*ABOUT THIS EXERCISE*
From the records below, find each line with the string "const" and copy it.

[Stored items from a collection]
╭──
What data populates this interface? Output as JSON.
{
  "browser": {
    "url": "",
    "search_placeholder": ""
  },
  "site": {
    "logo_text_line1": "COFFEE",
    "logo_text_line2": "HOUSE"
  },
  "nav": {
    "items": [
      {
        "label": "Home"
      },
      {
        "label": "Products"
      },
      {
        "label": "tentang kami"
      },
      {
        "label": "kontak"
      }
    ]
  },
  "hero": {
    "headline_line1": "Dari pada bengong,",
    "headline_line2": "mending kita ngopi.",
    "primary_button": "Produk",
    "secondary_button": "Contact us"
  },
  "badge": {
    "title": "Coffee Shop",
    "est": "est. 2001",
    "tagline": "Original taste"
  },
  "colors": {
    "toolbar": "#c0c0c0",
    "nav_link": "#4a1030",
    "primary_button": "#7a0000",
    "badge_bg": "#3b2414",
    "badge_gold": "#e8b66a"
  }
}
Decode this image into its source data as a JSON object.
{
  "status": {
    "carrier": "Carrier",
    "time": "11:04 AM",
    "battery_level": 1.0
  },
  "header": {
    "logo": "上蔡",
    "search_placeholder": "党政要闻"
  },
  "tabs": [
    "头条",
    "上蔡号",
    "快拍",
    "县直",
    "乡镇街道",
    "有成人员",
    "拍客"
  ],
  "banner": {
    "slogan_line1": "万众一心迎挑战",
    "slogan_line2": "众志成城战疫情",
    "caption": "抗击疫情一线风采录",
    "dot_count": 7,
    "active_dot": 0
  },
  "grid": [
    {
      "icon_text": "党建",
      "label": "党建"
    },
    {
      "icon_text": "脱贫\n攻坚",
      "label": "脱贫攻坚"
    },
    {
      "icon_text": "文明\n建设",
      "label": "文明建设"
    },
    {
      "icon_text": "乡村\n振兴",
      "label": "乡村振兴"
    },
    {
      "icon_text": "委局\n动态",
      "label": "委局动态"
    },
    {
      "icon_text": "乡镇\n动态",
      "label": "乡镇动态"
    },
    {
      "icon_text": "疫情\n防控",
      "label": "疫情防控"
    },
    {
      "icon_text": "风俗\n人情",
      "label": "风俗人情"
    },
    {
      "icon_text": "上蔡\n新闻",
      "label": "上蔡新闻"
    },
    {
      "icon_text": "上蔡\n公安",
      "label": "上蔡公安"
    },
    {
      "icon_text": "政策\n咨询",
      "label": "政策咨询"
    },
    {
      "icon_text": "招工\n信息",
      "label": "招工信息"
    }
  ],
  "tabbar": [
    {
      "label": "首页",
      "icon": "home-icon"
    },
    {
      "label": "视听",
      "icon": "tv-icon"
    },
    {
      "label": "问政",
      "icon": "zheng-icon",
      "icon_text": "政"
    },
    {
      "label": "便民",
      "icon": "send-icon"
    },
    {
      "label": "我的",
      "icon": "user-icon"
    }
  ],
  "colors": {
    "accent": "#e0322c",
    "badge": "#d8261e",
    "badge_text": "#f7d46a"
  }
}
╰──
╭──
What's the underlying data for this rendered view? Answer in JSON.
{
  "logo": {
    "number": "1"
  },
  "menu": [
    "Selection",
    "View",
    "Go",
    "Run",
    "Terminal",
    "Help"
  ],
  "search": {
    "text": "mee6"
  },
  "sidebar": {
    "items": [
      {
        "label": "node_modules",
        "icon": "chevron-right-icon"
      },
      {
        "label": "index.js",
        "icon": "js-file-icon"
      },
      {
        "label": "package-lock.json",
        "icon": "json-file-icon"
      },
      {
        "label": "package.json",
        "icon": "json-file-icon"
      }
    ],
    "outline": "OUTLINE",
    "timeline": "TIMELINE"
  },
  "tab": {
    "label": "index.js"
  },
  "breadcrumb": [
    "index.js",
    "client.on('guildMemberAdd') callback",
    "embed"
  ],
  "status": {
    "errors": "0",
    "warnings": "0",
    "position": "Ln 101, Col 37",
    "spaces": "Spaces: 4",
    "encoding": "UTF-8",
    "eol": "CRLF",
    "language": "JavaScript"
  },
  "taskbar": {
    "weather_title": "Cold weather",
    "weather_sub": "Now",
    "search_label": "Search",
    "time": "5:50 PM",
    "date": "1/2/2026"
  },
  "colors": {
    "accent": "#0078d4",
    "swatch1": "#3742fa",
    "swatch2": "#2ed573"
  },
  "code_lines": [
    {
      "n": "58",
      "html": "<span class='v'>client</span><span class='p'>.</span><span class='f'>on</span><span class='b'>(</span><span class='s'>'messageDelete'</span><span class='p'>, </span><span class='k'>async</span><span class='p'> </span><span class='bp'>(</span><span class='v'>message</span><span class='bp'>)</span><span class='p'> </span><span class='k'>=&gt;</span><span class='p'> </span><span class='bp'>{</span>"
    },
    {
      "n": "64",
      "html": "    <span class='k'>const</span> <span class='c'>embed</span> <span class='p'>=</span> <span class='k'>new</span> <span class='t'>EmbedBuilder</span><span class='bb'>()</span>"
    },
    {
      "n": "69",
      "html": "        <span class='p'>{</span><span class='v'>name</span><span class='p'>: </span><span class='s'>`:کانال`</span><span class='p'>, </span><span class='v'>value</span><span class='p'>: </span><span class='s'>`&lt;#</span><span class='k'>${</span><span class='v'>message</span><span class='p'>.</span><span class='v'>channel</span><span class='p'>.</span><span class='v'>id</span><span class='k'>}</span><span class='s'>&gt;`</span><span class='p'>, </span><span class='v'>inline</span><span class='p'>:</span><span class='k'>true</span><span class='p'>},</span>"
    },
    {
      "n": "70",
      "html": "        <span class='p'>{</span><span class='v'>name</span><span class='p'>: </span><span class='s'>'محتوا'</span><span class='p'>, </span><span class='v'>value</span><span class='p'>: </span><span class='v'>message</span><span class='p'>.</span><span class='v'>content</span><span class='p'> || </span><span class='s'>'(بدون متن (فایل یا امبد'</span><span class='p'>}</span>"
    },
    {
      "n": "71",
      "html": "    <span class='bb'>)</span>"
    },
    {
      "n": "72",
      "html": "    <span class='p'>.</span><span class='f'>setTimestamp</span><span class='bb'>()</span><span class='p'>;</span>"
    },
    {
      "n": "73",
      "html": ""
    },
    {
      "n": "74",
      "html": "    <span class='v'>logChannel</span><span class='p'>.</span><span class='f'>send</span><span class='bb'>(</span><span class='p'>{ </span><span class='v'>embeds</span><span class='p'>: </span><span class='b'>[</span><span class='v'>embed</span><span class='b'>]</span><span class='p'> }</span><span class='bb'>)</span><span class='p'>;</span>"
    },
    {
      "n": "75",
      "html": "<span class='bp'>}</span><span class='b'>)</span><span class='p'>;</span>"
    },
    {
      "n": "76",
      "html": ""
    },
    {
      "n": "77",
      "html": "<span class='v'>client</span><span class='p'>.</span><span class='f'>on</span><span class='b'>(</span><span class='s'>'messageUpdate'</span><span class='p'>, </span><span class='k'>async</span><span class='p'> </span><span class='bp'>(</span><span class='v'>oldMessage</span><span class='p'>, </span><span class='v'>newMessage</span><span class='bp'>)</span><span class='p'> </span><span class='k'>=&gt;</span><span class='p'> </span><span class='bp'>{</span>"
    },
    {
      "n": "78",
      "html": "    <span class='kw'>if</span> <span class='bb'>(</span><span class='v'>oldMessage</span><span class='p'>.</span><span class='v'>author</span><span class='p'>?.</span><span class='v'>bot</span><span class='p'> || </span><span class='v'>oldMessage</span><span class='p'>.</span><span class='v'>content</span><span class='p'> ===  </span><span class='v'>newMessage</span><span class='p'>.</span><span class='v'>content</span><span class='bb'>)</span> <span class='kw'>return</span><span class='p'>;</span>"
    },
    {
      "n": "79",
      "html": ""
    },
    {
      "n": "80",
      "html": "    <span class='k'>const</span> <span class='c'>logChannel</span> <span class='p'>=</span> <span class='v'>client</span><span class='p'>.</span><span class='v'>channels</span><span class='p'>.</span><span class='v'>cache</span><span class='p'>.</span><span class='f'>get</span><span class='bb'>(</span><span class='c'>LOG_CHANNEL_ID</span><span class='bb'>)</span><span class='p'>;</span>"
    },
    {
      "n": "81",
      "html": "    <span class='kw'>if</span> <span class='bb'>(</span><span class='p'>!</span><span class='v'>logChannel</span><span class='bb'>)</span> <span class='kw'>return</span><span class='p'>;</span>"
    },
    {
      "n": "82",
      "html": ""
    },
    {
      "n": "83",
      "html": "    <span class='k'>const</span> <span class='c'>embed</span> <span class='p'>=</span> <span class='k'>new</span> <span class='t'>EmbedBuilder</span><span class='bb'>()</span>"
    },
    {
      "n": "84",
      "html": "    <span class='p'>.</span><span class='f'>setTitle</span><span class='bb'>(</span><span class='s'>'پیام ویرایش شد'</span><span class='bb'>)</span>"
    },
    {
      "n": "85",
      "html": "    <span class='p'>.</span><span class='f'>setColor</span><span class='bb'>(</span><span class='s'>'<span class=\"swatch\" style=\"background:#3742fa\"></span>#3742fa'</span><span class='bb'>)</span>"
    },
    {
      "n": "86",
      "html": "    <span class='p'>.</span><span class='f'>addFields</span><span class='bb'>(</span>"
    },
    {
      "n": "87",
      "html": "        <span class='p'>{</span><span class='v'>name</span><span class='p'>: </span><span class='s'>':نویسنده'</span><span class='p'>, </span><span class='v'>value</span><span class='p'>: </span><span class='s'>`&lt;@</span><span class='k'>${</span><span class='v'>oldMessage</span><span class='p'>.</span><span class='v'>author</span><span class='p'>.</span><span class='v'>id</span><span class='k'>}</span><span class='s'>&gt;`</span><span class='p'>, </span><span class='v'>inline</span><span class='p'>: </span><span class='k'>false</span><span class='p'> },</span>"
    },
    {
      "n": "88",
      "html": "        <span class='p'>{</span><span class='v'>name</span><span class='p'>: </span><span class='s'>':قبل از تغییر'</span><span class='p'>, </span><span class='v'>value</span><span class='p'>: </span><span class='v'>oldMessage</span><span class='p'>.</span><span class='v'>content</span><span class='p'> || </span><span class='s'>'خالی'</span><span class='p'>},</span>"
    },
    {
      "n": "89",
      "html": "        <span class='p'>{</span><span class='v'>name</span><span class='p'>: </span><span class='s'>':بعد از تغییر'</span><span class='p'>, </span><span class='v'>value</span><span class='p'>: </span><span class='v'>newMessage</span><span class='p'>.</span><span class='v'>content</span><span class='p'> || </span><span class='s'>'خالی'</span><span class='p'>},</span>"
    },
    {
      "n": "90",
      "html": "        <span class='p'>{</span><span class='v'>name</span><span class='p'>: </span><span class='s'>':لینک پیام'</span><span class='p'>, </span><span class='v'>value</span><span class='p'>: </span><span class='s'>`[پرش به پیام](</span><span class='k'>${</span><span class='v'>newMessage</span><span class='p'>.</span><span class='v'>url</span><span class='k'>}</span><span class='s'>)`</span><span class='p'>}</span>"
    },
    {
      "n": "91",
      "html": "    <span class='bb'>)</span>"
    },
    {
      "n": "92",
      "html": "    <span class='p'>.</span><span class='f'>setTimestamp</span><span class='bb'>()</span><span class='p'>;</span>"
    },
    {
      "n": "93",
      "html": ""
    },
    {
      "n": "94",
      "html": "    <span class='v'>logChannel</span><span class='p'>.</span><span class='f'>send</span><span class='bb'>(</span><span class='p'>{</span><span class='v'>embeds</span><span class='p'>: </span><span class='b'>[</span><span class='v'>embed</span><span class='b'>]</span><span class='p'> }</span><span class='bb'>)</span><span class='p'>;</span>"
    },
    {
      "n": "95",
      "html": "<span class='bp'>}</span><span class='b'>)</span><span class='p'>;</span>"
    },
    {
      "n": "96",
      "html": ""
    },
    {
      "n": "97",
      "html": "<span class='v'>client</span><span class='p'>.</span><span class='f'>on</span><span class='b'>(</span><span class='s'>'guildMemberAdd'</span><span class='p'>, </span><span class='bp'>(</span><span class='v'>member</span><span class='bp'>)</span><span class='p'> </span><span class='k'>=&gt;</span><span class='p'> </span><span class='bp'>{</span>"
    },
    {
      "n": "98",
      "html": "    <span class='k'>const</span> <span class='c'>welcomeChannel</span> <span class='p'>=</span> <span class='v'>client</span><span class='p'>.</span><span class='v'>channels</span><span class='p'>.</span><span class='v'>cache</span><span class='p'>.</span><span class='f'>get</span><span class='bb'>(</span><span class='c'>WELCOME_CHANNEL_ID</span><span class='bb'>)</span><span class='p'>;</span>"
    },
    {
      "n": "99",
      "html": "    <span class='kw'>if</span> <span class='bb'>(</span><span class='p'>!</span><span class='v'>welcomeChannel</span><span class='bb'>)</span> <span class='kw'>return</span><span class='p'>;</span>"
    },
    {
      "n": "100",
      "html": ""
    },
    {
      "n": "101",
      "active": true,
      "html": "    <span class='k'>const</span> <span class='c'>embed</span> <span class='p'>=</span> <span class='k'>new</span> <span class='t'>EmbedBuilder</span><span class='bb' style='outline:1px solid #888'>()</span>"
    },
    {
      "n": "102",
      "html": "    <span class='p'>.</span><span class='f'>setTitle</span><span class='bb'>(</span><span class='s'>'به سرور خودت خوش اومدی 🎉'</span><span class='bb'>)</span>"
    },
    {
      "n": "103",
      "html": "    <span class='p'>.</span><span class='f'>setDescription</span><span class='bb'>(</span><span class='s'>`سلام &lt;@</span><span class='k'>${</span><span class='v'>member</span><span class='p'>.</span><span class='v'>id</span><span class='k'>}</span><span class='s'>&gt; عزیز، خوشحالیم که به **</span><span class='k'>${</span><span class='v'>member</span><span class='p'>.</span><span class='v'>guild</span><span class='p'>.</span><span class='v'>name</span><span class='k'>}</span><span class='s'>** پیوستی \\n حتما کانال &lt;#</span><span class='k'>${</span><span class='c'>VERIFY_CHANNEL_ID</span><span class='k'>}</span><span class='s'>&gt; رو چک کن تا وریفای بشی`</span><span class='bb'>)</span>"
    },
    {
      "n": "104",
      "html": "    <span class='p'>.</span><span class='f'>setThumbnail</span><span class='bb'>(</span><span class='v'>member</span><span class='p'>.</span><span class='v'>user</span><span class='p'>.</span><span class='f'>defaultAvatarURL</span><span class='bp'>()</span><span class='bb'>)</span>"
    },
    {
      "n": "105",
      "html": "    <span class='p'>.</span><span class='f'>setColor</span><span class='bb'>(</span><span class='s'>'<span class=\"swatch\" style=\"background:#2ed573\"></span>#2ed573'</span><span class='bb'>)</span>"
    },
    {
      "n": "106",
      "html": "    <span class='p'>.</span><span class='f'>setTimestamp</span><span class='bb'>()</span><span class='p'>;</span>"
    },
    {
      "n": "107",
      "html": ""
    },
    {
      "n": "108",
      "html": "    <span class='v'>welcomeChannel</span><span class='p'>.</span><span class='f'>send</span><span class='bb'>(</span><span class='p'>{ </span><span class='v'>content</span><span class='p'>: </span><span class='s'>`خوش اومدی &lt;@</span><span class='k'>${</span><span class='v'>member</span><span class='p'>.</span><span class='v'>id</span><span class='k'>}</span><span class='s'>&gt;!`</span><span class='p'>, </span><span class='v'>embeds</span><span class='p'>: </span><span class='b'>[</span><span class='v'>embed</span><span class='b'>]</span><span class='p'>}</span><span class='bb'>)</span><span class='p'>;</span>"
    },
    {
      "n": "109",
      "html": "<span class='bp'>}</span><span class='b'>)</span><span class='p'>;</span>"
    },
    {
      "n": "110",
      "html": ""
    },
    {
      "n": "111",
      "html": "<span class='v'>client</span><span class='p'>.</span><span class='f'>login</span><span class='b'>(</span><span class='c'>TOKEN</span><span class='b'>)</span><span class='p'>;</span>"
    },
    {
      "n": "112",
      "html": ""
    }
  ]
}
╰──
*REPLY*
      "html": "    <span class='k'>const</span> <span class='c'>embed</span> <span class='p'>=</span> <span class='k'>new</span> <span class='t'>EmbedBuilder</span><span class='bb'>()</span>"
      "html": "    <span class='k'>const</span> <span class='c'>logChannel</span> <span class='p'>=</span> <span class='v'>client</span><span class='p'>.</span><span class='v'>channels</span><span class='p'>.</span><span class='v'>cache</span><span class='p'>.</span><span class='f'>get</span><span class='bb'>(</span><span class='c'>LOG_CHANNEL_ID</span><span class='bb'>)</span><span class='p'>;</span>"
      "html": "    <span class='k'>const</span> <span class='c'>embed</span> <span class='p'>=</span> <span class='k'>new</span> <span class='t'>EmbedBuilder</span><span class='bb'>()</span>"
      "html": "    <span class='k'>const</span> <span class='c'>welcomeChannel</span> <span class='p'>=</span> <span class='v'>client</span><span class='p'>.</span><span class='v'>channels</span><span class='p'>.</span><span class='v'>cache</span><span class='p'>.</span><span class='f'>get</span><span class='bb'>(</span><span class='c'>WELCOME_CHANNEL_ID</span><span class='bb'>)</span><span class='p'>;</span>"
      "html": "    <span class='k'>const</span> <span class='c'>embed</span> <span class='p'>=</span> <span class='k'>new</span> <span class='t'>EmbedBuilder</span><span class='bb' style='outline:1px solid #888'>()</span>"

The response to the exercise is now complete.